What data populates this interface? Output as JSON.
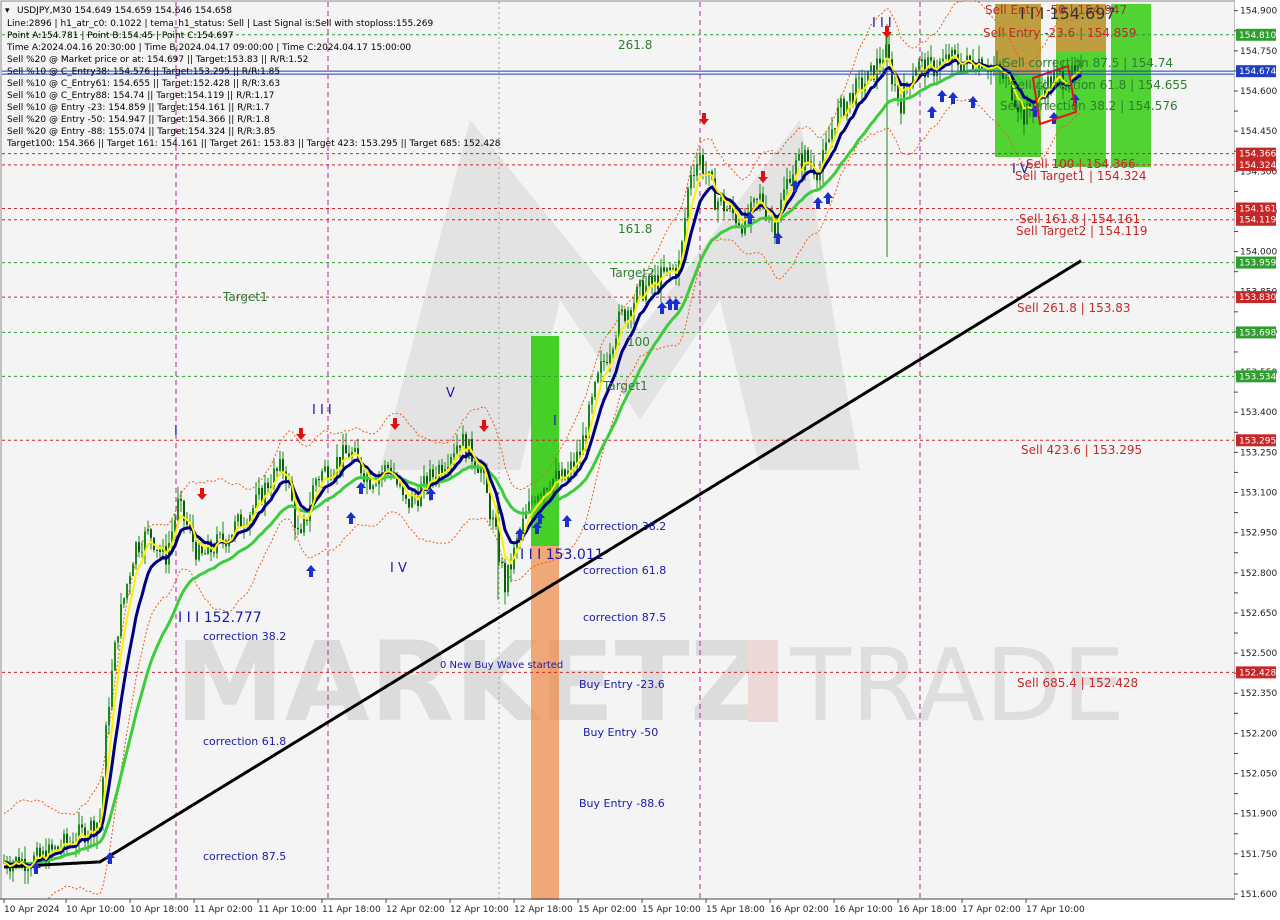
{
  "window": {
    "title": "USDJPY,M30"
  },
  "info_lines": [
    "USDJPY,M30   154.649 154.659 154.646 154.658",
    "Line:2896 | h1_atr_c0: 0.1022 | tema_h1_status: Sell | Last Signal is:Sell with stoploss:155.269",
    "Point A:154.781 | Point B:154.45 | Point C:154.697",
    "Time A:2024.04.16 20:30:00 | Time B:2024.04.17 09:00:00 | Time C:2024.04.17 15:00:00",
    "Sell %20 @ Market price or at: 154.697 || Target:153.83 || R/R:1.52",
    "Sell %10 @ C_Entry38: 154.576 || Target:153.295 || R/R:1.85",
    "Sell %10 @ C_Entry61: 154.655 || Target:152.428 || R/R:3.63",
    "Sell %10 @ C_Entry88: 154.74 || Target:154.119 || R/R:1.17",
    "Sell %10 @ Entry -23: 154.859 || Target:154.161 || R/R:1.7",
    "Sell %20 @ Entry -50: 154.947 || Target:154.366 || R/R:1.8",
    "Sell %20 @ Entry -88: 155.074 || Target:154.324 || R/R:3.85",
    "Target100: 154.366 || Target 161: 154.161 || Target 261: 153.83 || Target 423: 153.295 || Target 685: 152.428"
  ],
  "watermark": {
    "left": "MARKETZ",
    "right": "TRADE"
  },
  "colors": {
    "candle": "#1a8a1a",
    "ema_fast": "#ffee00",
    "ema_mid": "#000080",
    "ema_slow": "#3ccc3c",
    "ema_long": "#000000",
    "level_red": "#c62828",
    "level_green": "#2e7d32",
    "zone_green": "#33cc11",
    "zone_orange": "#ee8844",
    "current_price_bg": "#1f3fbf"
  },
  "chart_data": {
    "type": "candlestick",
    "symbol": "USDJPY",
    "timeframe": "M30",
    "ylim": [
      151.6,
      154.925
    ],
    "y_ticks": [
      151.6,
      151.675,
      151.75,
      151.825,
      151.9,
      151.975,
      152.05,
      152.125,
      152.2,
      152.275,
      152.35,
      152.425,
      152.5,
      152.575,
      152.65,
      152.725,
      152.8,
      152.875,
      152.95,
      153.025,
      153.1,
      153.175,
      153.25,
      153.325,
      153.4,
      153.475,
      153.55,
      153.625,
      153.7,
      153.775,
      153.85,
      153.925,
      154.0,
      154.075,
      154.15,
      154.225,
      154.3,
      154.375,
      154.45,
      154.525,
      154.6,
      154.675,
      154.75,
      154.825,
      154.9
    ],
    "y_tick_labels": [
      "151.600",
      "",
      "151.750",
      "",
      "151.900",
      "",
      "152.050",
      "",
      "152.200",
      "",
      "152.350",
      "",
      "152.500",
      "",
      "152.650",
      "",
      "152.800",
      "",
      "152.950",
      "",
      "153.100",
      "",
      "153.250",
      "",
      "153.400",
      "",
      "153.550",
      "",
      "153.700",
      "",
      "153.850",
      "",
      "154.000",
      "",
      "154.150",
      "",
      "154.300",
      "",
      "154.450",
      "",
      "154.600",
      "",
      "154.750",
      "",
      "154.900"
    ],
    "x_tick_labels": [
      "10 Apr 2024",
      "10 Apr 10:00",
      "10 Apr 18:00",
      "11 Apr 02:00",
      "11 Apr 10:00",
      "11 Apr 18:00",
      "12 Apr 02:00",
      "12 Apr 10:00",
      "12 Apr 18:00",
      "15 Apr 02:00",
      "15 Apr 10:00",
      "15 Apr 18:00",
      "16 Apr 02:00",
      "16 Apr 10:00",
      "16 Apr 18:00",
      "17 Apr 02:00",
      "17 Apr 10:00"
    ],
    "current_price": 154.674,
    "right_axis_tags": [
      {
        "value": 154.81,
        "label": "154.810",
        "color": "#2e9e2e"
      },
      {
        "value": 154.674,
        "label": "154.674",
        "color": "#1f3fbf"
      },
      {
        "value": 154.366,
        "label": "154.366",
        "color": "#c62828"
      },
      {
        "value": 154.324,
        "label": "154.324",
        "color": "#c62828"
      },
      {
        "value": 154.161,
        "label": "154.161",
        "color": "#c62828"
      },
      {
        "value": 154.119,
        "label": "154.119",
        "color": "#c62828"
      },
      {
        "value": 153.959,
        "label": "153.959",
        "color": "#2e9e2e"
      },
      {
        "value": 153.83,
        "label": "153.830",
        "color": "#c62828"
      },
      {
        "value": 153.698,
        "label": "153.698",
        "color": "#2e9e2e"
      },
      {
        "value": 153.534,
        "label": "153.534",
        "color": "#2e9e2e"
      },
      {
        "value": 153.295,
        "label": "153.295",
        "color": "#c62828"
      },
      {
        "value": 152.428,
        "label": "152.428",
        "color": "#c62828"
      }
    ],
    "level_labels": [
      {
        "text": "Sell Entry -50 | 154.947",
        "value": 154.947,
        "color": "red"
      },
      {
        "text": "I I I 154.697",
        "value": 154.9,
        "color": "dark"
      },
      {
        "text": "Sell Entry -23.6 | 154.859",
        "value": 154.859,
        "color": "red"
      },
      {
        "text": "Sell correction 87.5 | 154.74",
        "value": 154.74,
        "color": "green"
      },
      {
        "text": "Sell correction 61.8 | 154.655",
        "value": 154.655,
        "color": "green"
      },
      {
        "text": "Sell correction 38.2 | 154.576",
        "value": 154.576,
        "color": "green"
      },
      {
        "text": "Sell 100 | 154.366",
        "value": 154.366,
        "color": "red"
      },
      {
        "text": "Sell Target1 | 154.324",
        "value": 154.324,
        "color": "red"
      },
      {
        "text": "Sell 161.8 | 154.161",
        "value": 154.161,
        "color": "red"
      },
      {
        "text": "Sell Target2 | 154.119",
        "value": 154.119,
        "color": "red"
      },
      {
        "text": "Sell  261.8 | 153.83",
        "value": 153.83,
        "color": "red"
      },
      {
        "text": "Sell  423.6 | 153.295",
        "value": 153.295,
        "color": "red"
      },
      {
        "text": "Sell  685.4 | 152.428",
        "value": 152.428,
        "color": "red"
      }
    ],
    "left_labels": [
      {
        "text": "261.8",
        "color": "green"
      },
      {
        "text": "161.8",
        "color": "green"
      },
      {
        "text": "Target2",
        "color": "green"
      },
      {
        "text": "100",
        "color": "green"
      },
      {
        "text": "Target1",
        "color": "green"
      },
      {
        "text": "Target1",
        "color": "green"
      },
      {
        "text": "correction 38.2",
        "color": "blue"
      },
      {
        "text": "correction 61.8",
        "color": "blue"
      },
      {
        "text": "correction 87.5",
        "color": "blue"
      },
      {
        "text": "I I I 153.011",
        "color": "blue"
      },
      {
        "text": "0 New Buy Wave started",
        "color": "blue"
      },
      {
        "text": "Buy Entry -23.6",
        "color": "blue"
      },
      {
        "text": "Buy Entry -50",
        "color": "blue"
      },
      {
        "text": "Buy Entry -88.6",
        "color": "blue"
      },
      {
        "text": "I I I 152.777",
        "color": "blue"
      },
      {
        "text": "correction 38.2",
        "color": "blue"
      },
      {
        "text": "correction 61.8",
        "color": "blue"
      },
      {
        "text": "correction 87.5",
        "color": "blue"
      },
      {
        "text": "I I I",
        "color": "blue"
      },
      {
        "text": "I V",
        "color": "blue"
      },
      {
        "text": "V",
        "color": "blue"
      },
      {
        "text": "I",
        "color": "blue"
      },
      {
        "text": "I",
        "color": "blue"
      },
      {
        "text": "I I I",
        "color": "blue"
      },
      {
        "text": "I V",
        "color": "blue"
      }
    ],
    "green_levels": [
      154.81,
      153.959,
      153.698,
      153.534
    ],
    "red_levels": [
      154.366,
      154.324,
      154.161,
      154.119,
      153.83,
      153.295,
      152.428
    ],
    "series": [
      {
        "name": "price",
        "kind": "candles",
        "anchors": [
          [
            0,
            151.72
          ],
          [
            40,
            151.73
          ],
          [
            80,
            151.82
          ],
          [
            100,
            151.88
          ],
          [
            108,
            152.3
          ],
          [
            118,
            152.6
          ],
          [
            135,
            152.9
          ],
          [
            150,
            152.95
          ],
          [
            165,
            152.85
          ],
          [
            178,
            153.05
          ],
          [
            190,
            152.95
          ],
          [
            200,
            152.85
          ],
          [
            215,
            152.9
          ],
          [
            230,
            152.95
          ],
          [
            255,
            153.05
          ],
          [
            270,
            153.15
          ],
          [
            285,
            153.2
          ],
          [
            300,
            152.9
          ],
          [
            315,
            153.15
          ],
          [
            330,
            153.2
          ],
          [
            350,
            153.25
          ],
          [
            370,
            153.15
          ],
          [
            390,
            153.2
          ],
          [
            405,
            153.05
          ],
          [
            420,
            153.1
          ],
          [
            440,
            153.2
          ],
          [
            460,
            153.3
          ],
          [
            480,
            153.2
          ],
          [
            495,
            152.95
          ],
          [
            505,
            152.75
          ],
          [
            520,
            152.95
          ],
          [
            535,
            153.1
          ],
          [
            550,
            153.15
          ],
          [
            565,
            153.15
          ],
          [
            580,
            153.25
          ],
          [
            600,
            153.55
          ],
          [
            620,
            153.75
          ],
          [
            640,
            153.85
          ],
          [
            660,
            153.9
          ],
          [
            680,
            153.95
          ],
          [
            690,
            154.3
          ],
          [
            700,
            154.35
          ],
          [
            715,
            154.2
          ],
          [
            730,
            154.15
          ],
          [
            745,
            154.1
          ],
          [
            760,
            154.2
          ],
          [
            775,
            154.1
          ],
          [
            790,
            154.3
          ],
          [
            805,
            154.35
          ],
          [
            820,
            154.3
          ],
          [
            835,
            154.5
          ],
          [
            855,
            154.6
          ],
          [
            870,
            154.65
          ],
          [
            885,
            154.75
          ],
          [
            900,
            154.55
          ],
          [
            915,
            154.7
          ],
          [
            930,
            154.68
          ],
          [
            950,
            154.72
          ],
          [
            965,
            154.7
          ],
          [
            980,
            154.72
          ],
          [
            995,
            154.68
          ],
          [
            1010,
            154.62
          ],
          [
            1025,
            154.5
          ],
          [
            1040,
            154.6
          ],
          [
            1055,
            154.65
          ],
          [
            1070,
            154.65
          ],
          [
            1083,
            154.66
          ]
        ]
      },
      {
        "name": "ema_fast",
        "kind": "line",
        "color": "#ffee00"
      },
      {
        "name": "ema_mid",
        "kind": "line",
        "color": "#000080"
      },
      {
        "name": "ema_slow",
        "kind": "line",
        "color": "#3ccc3c"
      },
      {
        "name": "ema_long",
        "kind": "line",
        "color": "#000000"
      }
    ]
  }
}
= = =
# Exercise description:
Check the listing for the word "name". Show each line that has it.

# Worked solution:
        "name": "price",
        "name": "ema_fast",
        "name": "ema_mid",
        "name": "ema_slow",
        "name": "ema_long",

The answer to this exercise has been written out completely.